Title: Life, Above All
Director: Oliver Schmitz
Starring: Khomotso Manyaka, Lerato Mvelase, Aubrey Poolo, Keaobaka Makanyane, Harriet Lenabe
A debut at last year’s Cannes Film Festival and the closing night gala presentation at the recent Human Rights Watch Film Festival, Oliver Schmitz’s “Life, Above All” is a well constructed, emotionally rich, issues-oriented drama that unfolds through the perspective of a determined young South African girl. Based on Allan Stratton’s respected novel “Chanda’s Secrets”, the movie should receive modest embrace in arthouse and specialty markets drawn to foreign films, especially given the gravity and unfortunately enduring topicality of the tough circumstances with which its grown-up-too-soon protagonist grapples.
In a dust-ridden village on the outskirts of Johannesburg, 12-year-old Chanda (Khomotso Manyaka, quite good) lives with her mother, Lillian (Lerato Mvelase), and two younger step-siblings. The death of Lillian’s youngest child, a newborn little girl, has stirred up old chaos and addictions. Chanda’s alcoholic stepfather Jonah (Aubrey Poolo) has fallen off the wagon, convinced that Lillian’s breast milk poisoned his “good seed,” and killed their baby. Already distraught and depressed, Lillian becomes sick, and given Jonah’s philandering ways Chanda thinks her mother might have contracted the AIDS virus. When, on the advice of a local shaman, Lillian leaves town without her children, Chanda’s relationship with her helpful but increasingly judgmental neighbor, Mrs. Tafa (Harriet Lenabe), is further complicated by her attempts to intervene in the troubles of her best friend Esther (Keaobaka Makanyane), who has turned to prostitution.
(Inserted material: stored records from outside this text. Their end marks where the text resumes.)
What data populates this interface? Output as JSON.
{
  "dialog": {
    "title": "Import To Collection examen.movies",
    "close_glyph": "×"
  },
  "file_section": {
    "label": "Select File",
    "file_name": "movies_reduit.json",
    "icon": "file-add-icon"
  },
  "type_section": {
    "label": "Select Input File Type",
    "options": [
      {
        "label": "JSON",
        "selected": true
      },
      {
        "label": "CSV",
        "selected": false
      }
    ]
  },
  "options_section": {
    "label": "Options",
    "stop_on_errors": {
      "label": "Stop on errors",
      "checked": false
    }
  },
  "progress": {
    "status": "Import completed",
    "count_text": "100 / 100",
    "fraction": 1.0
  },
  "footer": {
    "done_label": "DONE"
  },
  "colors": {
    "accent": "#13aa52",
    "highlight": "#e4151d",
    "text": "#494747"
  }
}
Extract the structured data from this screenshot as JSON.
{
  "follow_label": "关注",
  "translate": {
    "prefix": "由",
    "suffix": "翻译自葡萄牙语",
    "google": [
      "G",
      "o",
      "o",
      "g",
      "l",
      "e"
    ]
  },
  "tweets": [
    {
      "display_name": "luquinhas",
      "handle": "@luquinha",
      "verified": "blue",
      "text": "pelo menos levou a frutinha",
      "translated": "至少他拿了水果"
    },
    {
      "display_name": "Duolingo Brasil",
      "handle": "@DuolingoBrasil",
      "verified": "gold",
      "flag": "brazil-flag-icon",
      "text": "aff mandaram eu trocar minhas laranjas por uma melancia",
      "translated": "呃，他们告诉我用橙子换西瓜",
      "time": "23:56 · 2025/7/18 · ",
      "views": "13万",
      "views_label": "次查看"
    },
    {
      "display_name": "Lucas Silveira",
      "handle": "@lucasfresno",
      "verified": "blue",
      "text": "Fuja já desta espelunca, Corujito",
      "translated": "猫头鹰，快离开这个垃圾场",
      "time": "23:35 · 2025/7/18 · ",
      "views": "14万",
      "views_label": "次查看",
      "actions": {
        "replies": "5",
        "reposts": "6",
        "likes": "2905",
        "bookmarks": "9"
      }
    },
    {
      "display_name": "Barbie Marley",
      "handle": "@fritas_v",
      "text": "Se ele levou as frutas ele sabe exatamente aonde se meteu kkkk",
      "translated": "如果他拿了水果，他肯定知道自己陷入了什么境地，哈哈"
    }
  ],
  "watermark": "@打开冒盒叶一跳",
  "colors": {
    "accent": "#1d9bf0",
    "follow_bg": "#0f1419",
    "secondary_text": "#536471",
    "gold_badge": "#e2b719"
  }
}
Not entirely unlike Jennifer Lawrence’s character in last year’s critical darling “Winter’s Bone”, Chanda is forced into a situation whereby she must serve as a caregiver to younger (half-)siblings, while also attempting to modulate difficult circumstances further compounded by adults who have checked out. The narrative here, however, is a bit less bleak and more constructed for a sense of audience-friendly uplift, even given the potentially dark nature of some its subject matter. As the title of its source material might suggest, the film unfolds through Chanda’s perspective, and in this important respect “Life, Above All” has a guide worth following — sympathetic but untethered to mannered formality.
The story charts a fairly expected path but Schmitz, a South African-born filmmaker of German descent, obviously has a unique connection to the material — a sort of insider’s outside view, one might say — that keeps the movie from tipping over into the maudlin or contrived. One feels the class and gender conflict (including the damning opinions women impose upon other women) without being hammered over the head with it. Cinematographer Bernhard Jasper’s digitally-captured work, meanwhile, favors natural lighting, and nicely captures the emotionally persuasive on-location settings, giving Life, Above All a true sense of rooted place.
Written by: Brent Simon